Rare arrest in Mexico journalist killings

Miroslava Breach, 54, was among at least 11 journalists killed in Mexico this year, and more than 100 who have lost their lives since 2000

In this May 16, 2017 photo, a woman places a candle in front of pictures of murdered journalists Miroslava Breach and Javier Valdez during a demonstration against the killing of journalists outside the interior ministry in Mexico City. Rebecca Blackwell / AP
In this May 16, 2017 photo, a woman places a candle in front of pictures of murdered journalists Miroslava Breach and Javier Valdez during a demonstration against the killing of journalists outside the interior ministry in Mexico City. Rebecca Blackwell / AP

Mexican authorities on Monday said they arrested the person behind the murder of a journalist who wrote about the country's drug war, one of the few such media killings to be solved.

Miroslava Breach, 54, was among at least 11 journalists killed in Mexico this year, and more than 100 who have lost their lives since 2000.

Ninety per cent of those cases remain unsolved.

But authorities on Monday detained Juan Carlos Moreno Ochoa, the "intellectual author" of Breach's killing, said Javier Corral, governor of the northern state of Chihuahua, where Breach was murdered in March.

The state's attorney general, Cesar Augusto Peniche, told the Reforma newspaper that the man arrested is allegedly a member of the "Los Salazar" criminal organisation.

Another man, Ramon Zavala, wanted for allegedly being the gunman who actually shot Breach, was himself killed on Friday by unidentified assailants.

Read more: Sixty-five journalists and media workers killed globally this year, RSF says

Breach, a veteran crime and politics reporter for the newspapers La Jornada and Norte de Juarez, was found dead inside her car with gunshot wounds to the head on March 23 in Chihuahua.

One of her last stories was on a war between two rival capos in the Juarez drug cartel.

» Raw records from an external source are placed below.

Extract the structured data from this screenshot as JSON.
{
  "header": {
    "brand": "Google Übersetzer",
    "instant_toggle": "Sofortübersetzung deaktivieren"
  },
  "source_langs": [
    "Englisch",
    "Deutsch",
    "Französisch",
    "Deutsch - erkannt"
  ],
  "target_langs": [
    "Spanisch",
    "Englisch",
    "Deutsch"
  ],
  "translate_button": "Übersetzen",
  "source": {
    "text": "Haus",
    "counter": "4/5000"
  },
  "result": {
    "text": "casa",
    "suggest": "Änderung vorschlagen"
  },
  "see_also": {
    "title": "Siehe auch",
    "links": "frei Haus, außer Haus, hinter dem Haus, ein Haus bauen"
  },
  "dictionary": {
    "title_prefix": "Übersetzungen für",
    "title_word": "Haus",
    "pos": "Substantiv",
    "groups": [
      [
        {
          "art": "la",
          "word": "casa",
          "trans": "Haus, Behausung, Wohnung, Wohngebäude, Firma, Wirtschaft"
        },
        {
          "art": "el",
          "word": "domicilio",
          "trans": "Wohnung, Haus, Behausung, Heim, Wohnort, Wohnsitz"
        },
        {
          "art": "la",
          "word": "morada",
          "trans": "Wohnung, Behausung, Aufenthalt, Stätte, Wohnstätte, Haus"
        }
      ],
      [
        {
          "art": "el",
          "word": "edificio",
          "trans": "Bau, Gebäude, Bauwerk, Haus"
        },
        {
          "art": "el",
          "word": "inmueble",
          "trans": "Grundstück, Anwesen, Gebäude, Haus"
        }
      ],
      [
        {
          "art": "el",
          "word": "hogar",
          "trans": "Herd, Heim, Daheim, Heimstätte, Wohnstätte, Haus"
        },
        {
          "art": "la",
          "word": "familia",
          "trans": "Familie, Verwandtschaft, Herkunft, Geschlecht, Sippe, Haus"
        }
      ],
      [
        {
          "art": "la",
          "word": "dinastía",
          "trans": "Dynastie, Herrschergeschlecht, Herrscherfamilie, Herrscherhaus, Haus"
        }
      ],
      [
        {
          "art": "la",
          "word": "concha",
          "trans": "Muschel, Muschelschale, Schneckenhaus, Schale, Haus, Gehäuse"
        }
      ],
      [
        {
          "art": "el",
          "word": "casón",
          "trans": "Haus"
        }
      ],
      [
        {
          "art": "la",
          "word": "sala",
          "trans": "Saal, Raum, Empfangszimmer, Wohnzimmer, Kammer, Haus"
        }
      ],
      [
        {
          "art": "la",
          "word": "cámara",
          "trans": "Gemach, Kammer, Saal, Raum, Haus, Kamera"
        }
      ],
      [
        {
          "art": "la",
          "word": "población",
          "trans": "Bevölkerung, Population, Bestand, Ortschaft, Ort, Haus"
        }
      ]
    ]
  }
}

After Syria, Mexico is the world's most dangerous country for journalists, according to the Reporters Without Borders (RSF) watchdog.